• **BRIEF**: Pick out the lines in the listing below that contain the word "JSON" and copy them.

····················

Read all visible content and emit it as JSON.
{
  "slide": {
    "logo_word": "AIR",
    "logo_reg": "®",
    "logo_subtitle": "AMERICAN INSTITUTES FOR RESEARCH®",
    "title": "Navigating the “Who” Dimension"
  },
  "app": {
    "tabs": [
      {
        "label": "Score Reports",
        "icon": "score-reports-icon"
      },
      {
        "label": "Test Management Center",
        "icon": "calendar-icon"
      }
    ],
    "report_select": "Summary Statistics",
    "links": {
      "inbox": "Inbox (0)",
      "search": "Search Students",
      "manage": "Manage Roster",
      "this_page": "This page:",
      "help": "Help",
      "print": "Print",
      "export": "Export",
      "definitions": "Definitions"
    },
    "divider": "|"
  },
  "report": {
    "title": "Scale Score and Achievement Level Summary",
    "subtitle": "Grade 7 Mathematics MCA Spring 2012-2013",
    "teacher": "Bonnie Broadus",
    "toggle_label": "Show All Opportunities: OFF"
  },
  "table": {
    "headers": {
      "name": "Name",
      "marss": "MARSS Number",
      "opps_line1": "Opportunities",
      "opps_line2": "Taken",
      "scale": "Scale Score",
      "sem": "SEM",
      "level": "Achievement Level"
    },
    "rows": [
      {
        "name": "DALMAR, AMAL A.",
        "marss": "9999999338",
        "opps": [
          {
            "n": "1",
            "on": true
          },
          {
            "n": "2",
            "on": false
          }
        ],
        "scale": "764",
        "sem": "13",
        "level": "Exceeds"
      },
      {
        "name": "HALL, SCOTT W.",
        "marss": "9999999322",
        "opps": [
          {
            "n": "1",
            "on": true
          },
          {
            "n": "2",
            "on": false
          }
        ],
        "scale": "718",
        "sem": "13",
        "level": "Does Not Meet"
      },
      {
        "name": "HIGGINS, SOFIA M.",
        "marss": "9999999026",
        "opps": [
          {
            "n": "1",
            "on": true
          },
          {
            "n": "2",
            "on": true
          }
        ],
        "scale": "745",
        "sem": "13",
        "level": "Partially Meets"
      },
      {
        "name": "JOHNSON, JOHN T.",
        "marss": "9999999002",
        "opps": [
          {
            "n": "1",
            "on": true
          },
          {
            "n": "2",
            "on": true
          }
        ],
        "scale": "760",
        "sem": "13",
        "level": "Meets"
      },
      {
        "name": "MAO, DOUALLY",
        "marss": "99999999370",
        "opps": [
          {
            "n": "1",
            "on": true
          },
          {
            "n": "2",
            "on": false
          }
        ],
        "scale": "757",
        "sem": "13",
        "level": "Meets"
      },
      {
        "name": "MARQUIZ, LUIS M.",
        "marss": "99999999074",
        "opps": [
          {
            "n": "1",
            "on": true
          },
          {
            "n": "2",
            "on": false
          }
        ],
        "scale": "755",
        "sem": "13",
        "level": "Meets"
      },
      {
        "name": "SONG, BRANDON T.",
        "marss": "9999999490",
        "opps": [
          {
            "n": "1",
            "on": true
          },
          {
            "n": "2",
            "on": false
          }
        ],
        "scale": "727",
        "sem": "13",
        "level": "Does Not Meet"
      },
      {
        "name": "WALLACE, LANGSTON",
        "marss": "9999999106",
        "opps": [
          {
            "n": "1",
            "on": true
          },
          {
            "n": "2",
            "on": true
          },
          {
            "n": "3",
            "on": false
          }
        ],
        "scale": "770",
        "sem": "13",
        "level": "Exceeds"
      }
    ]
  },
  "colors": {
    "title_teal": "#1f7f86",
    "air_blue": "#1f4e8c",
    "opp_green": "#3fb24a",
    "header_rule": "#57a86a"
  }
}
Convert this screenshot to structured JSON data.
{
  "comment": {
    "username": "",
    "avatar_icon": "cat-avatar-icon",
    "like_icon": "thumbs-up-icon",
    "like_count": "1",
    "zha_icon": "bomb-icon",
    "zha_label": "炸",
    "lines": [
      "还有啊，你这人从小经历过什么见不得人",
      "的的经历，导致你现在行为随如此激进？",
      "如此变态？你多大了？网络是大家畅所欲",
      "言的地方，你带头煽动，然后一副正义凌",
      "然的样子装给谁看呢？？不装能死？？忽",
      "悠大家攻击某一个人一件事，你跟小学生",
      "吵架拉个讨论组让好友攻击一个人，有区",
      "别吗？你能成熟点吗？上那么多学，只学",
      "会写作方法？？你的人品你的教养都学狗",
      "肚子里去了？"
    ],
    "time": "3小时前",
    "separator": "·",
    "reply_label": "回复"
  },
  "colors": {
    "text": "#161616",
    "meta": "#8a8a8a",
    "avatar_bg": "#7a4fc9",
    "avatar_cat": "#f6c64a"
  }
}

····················

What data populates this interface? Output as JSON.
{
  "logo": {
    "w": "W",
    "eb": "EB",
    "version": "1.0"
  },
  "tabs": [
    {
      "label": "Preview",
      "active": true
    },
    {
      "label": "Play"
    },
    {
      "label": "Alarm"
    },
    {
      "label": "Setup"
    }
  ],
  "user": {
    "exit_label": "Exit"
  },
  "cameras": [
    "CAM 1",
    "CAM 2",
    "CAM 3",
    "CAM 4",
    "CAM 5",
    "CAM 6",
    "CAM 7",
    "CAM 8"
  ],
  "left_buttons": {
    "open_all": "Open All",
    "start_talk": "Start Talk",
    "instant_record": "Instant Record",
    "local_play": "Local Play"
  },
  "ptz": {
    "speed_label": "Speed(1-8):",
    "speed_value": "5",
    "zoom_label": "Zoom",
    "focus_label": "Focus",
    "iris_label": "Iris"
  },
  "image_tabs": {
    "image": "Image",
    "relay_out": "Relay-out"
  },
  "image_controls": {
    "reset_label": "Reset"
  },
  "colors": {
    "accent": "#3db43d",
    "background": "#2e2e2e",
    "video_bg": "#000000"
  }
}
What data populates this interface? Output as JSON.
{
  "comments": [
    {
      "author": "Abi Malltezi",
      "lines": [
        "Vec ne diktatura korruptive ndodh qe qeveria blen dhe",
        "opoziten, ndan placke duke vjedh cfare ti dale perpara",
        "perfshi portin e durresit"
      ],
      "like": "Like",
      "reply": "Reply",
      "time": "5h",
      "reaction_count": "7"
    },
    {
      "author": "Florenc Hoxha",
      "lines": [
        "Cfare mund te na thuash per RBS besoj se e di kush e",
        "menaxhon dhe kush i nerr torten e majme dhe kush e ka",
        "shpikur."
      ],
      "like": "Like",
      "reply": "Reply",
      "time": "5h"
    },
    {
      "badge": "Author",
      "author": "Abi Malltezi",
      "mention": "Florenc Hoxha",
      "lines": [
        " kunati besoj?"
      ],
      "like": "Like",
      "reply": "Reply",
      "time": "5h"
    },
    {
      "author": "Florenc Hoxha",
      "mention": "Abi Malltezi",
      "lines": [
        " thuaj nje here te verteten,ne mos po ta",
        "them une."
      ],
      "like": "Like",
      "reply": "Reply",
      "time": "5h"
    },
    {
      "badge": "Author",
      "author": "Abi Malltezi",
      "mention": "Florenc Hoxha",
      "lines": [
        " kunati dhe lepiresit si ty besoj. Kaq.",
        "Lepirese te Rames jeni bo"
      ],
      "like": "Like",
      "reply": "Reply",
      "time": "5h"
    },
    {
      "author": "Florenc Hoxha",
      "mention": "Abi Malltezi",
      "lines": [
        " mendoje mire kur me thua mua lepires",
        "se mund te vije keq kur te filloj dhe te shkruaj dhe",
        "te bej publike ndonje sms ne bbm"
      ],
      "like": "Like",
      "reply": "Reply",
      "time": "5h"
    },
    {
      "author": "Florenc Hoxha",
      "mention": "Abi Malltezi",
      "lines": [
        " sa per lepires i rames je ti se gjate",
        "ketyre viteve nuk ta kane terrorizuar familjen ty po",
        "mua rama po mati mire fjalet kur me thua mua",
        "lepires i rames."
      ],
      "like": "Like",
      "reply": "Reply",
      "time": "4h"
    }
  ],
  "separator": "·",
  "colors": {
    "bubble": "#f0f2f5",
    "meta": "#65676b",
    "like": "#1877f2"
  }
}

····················

• **COMPLETED EXERCISE**:
Read all visible content and emit it as JSON.
Convert this screenshot to structured JSON data.
What data populates this interface? Output as JSON.
What data populates this interface? Output as JSON.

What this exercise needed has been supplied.